About 1,700 employees have been laid off since Blackjewel abruptly announced it was out of money and shut down its mines and sent workers home July 1. That includes nearly 600 from its flagship Belle Ayr and Eagle Butte mines in Campbell County.

After a first week of events that played out more like a soap opera than a bankruptcy proceeding, Blackjewel workers have been watching from the sidelines as the company had $20 million worth of emergency financing pulled, then a coup from creditors that forced out former president and CEO Jeff Hoops Sr.

Since then, Blackjewel’s new leadership and reorganization team has been reassuring employees that it’s No. 1 goal is to secure financing to reopen its mines and continue a Chapter 11 reorganization.

Although the next hearing with the U.S. Bankruptcy court isn’t scheduled until July 31, Blackjewel has said it wants to resolve its financial issues before then. In the meantime, it has about $2 million left of a $5 million post-petition loan it secured July 3. A condition of the financing was Hoops’ resignation.

The money is being used to provide security and necessary maintenance at mines.

In a status report filed Monday afternoon, Blackjewel says it’s been in discussions with one of its pre-petition secured lenders, Riverstone Credit Partners, and others to get the money to reopen.

“These efforts are ongoing, but have not yet produced a final agreement,” the status report says. Blackjewel “and their advisors will continue to pursue all reasonable alternatives for financing and will continue to keep the court and interested parties informed.”

While Blackjewel continues to work on securing the money necessary to finance its Chapter 11 process, its workers are struggling. None of the Wyoming employees have been paid since their June 28 payday, while about 1,100 eastern workers haven’t had a paycheck since July 14. The paychecks they were given June 28 bounced.

Those bounced paychecks, along with no guarantee of if or when they could be called back to work, has many families facing financial ruin. Some have filed letters with the bankruptcy court pleading for help to get what’s owed to them.

In a letter filed with the court Monday, Scotty Cox of Evarts, Kentucky, begs for relief.

“My last payroll check bounced, causing all my bills that are due to be returned and are now past due,” he wrote. “I am due a two-week paycheck this Friday, July 12, which I don’t expect to receive.

“This has caused my family a terrible hardship. We have no income, all our bills are due or are now past due. My family is so scared we don’t know what to do. … We are in danger of losing our home and our car.

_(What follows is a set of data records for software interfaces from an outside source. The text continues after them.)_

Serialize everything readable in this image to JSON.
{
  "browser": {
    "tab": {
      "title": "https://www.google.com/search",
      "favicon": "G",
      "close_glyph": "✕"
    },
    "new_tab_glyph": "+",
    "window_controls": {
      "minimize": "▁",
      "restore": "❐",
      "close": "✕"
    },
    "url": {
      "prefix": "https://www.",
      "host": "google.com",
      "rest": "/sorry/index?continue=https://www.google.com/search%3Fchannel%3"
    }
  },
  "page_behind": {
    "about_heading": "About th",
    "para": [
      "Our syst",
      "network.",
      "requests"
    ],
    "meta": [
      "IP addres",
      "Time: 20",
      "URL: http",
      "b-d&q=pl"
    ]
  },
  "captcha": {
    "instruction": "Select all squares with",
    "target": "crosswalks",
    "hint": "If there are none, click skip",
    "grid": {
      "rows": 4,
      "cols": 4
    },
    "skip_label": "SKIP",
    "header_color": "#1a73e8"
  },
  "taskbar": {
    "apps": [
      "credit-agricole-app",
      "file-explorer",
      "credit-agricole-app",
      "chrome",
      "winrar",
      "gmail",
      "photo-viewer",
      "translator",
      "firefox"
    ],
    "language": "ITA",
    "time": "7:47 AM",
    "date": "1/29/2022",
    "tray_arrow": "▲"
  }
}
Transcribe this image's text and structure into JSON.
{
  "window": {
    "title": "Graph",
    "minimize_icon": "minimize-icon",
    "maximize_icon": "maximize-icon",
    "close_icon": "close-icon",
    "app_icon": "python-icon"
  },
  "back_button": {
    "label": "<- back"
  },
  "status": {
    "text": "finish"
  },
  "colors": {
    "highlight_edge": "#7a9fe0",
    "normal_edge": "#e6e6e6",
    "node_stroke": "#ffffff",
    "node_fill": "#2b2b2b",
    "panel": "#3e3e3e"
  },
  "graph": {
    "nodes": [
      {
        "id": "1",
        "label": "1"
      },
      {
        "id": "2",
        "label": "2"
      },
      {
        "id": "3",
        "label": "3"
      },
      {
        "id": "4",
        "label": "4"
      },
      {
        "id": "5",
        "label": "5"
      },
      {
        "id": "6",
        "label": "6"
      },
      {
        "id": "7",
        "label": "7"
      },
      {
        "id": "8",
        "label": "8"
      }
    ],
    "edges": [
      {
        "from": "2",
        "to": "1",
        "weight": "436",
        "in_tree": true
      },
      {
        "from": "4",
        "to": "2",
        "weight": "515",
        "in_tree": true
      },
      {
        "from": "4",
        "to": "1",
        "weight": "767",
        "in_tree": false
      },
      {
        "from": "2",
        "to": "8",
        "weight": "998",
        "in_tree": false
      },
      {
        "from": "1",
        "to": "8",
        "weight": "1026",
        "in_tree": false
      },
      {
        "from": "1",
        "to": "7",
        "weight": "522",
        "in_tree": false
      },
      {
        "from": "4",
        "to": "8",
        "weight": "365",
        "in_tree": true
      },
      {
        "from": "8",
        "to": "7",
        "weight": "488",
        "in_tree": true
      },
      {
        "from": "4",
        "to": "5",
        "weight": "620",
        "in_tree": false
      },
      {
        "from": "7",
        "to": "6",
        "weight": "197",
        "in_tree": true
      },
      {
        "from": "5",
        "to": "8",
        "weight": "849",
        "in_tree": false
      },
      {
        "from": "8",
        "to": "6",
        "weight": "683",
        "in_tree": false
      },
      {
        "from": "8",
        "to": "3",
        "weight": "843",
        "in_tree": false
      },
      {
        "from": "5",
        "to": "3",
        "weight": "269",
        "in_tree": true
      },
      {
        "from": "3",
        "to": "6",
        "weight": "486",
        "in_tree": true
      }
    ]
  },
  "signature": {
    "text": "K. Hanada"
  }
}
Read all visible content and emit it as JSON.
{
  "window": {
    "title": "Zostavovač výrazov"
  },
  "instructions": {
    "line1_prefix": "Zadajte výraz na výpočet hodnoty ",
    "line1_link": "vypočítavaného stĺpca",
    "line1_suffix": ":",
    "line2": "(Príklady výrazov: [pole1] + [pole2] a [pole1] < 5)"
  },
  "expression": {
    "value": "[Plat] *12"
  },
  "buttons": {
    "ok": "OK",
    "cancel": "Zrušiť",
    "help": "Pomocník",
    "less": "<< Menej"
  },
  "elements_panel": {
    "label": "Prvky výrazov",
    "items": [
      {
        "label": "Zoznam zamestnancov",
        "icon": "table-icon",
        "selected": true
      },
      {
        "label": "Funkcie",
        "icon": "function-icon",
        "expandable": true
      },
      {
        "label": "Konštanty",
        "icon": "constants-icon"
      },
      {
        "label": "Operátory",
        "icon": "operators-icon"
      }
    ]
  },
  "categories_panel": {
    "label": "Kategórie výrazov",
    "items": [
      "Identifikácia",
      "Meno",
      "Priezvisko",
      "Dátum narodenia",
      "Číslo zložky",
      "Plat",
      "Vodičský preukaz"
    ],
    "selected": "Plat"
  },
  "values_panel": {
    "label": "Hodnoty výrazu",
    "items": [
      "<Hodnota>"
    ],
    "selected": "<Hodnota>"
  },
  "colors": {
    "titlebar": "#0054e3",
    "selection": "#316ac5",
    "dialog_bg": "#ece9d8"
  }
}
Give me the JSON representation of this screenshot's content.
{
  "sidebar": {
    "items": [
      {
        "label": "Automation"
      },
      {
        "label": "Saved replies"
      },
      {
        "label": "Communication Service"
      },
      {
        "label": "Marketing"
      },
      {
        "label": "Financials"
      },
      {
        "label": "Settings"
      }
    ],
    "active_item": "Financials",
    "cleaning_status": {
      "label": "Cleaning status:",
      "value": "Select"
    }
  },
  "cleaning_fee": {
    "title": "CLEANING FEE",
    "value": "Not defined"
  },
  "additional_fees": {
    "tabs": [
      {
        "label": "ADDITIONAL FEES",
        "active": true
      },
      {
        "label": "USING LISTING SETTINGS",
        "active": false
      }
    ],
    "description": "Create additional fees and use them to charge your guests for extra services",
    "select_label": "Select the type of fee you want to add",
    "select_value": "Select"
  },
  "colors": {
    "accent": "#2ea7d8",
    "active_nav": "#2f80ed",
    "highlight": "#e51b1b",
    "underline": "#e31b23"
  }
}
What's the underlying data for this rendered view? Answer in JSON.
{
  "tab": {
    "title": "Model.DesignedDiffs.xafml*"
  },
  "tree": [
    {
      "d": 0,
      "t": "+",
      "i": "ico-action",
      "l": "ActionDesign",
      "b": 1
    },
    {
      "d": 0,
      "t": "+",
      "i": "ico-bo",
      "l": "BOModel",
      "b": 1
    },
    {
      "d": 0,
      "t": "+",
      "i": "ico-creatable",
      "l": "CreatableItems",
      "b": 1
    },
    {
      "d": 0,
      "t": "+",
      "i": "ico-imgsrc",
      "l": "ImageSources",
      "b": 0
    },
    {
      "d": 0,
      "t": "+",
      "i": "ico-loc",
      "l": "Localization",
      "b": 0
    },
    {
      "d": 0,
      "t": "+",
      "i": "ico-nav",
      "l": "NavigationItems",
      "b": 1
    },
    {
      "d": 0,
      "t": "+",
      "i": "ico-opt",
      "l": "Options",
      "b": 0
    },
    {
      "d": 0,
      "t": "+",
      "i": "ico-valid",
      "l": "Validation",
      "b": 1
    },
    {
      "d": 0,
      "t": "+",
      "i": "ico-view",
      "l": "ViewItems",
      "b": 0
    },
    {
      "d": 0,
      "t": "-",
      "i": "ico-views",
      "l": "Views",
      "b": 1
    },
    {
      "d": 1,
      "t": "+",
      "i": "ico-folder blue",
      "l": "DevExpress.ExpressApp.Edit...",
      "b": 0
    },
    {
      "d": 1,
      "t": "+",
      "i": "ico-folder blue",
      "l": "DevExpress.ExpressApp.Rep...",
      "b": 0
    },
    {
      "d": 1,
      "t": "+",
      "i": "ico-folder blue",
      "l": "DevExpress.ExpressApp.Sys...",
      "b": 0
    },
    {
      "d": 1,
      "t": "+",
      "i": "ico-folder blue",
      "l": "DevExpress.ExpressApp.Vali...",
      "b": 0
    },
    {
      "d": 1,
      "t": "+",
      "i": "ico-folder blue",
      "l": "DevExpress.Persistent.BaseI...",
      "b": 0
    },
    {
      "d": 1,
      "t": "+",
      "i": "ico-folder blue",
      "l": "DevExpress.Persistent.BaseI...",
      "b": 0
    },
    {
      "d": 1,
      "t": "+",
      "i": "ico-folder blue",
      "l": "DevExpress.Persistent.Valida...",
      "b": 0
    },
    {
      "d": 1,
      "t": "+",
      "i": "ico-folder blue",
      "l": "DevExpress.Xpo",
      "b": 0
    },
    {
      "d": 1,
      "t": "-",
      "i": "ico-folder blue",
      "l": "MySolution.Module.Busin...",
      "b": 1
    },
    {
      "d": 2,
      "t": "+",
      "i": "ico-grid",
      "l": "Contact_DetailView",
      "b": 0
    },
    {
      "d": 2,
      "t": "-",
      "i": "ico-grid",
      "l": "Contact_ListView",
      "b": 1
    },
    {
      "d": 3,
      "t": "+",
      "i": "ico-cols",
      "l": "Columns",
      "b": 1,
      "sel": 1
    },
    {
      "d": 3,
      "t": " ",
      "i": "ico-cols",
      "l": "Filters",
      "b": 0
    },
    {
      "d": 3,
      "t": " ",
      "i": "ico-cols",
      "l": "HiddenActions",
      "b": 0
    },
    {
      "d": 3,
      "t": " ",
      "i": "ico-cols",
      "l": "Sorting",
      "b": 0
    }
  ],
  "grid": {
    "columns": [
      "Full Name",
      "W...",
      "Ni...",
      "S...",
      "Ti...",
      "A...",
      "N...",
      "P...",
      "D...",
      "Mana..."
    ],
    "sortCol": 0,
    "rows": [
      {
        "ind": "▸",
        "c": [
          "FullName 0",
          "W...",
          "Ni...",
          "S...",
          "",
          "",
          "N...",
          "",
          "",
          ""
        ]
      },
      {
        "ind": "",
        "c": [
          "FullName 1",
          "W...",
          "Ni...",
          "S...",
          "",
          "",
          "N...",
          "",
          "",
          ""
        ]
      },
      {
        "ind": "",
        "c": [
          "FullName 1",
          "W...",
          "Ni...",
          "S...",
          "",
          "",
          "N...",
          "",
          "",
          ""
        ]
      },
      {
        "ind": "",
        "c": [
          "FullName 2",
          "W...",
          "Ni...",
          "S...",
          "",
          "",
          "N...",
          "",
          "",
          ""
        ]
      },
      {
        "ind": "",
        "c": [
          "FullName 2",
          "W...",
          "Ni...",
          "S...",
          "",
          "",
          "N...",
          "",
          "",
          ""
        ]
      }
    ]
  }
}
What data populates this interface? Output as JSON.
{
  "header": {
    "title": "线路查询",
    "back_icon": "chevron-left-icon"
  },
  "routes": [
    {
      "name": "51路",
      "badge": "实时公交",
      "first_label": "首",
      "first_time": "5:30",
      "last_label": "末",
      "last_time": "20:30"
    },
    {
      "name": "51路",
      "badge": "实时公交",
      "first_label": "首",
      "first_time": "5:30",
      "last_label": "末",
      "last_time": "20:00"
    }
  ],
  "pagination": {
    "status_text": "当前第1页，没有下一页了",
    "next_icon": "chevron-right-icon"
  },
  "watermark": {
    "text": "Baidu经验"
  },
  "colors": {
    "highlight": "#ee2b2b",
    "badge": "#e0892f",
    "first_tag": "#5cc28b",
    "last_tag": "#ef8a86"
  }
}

This is the worst thing that could have happened.”

He also said all he wants is to be paid and go back to work.

“I have a wife, a 5-year-old son and a 10-month old daughter,” his letter concludes. “Please, we beg you to help us any way possible.”

Most of Blackjewel’s employees have been networking through a Facebook group started by Wyoming miners called Blackjewel Employees Stand Together. As time goes on, more are reporting they’re finding other jobs or have given up on Blackjewel being able to reopen its mines in time for them to return before having to accept jobs elsewhere.

Chase Patterson was one of the Wyoming Blackjewel workers locked out, and while he was hoping to return to work, he said last week he wasn’t holding out much hope the longer the lockout drags on.

“I need the stability,” he said about knowing where his next paycheck is coming from. “I can’t handle not knowing what’s going to happen each week. … Even though it’s rocked us, it’s forced us to look at other options, which isn’t a bad thing.”

He said the real question will be how many qualified, trained workers will go back whenever the mines can reopen.

“How many other core people are leaving?” he said. “I’ve talked with a lot of them and they said they’re leaving and not coming back.”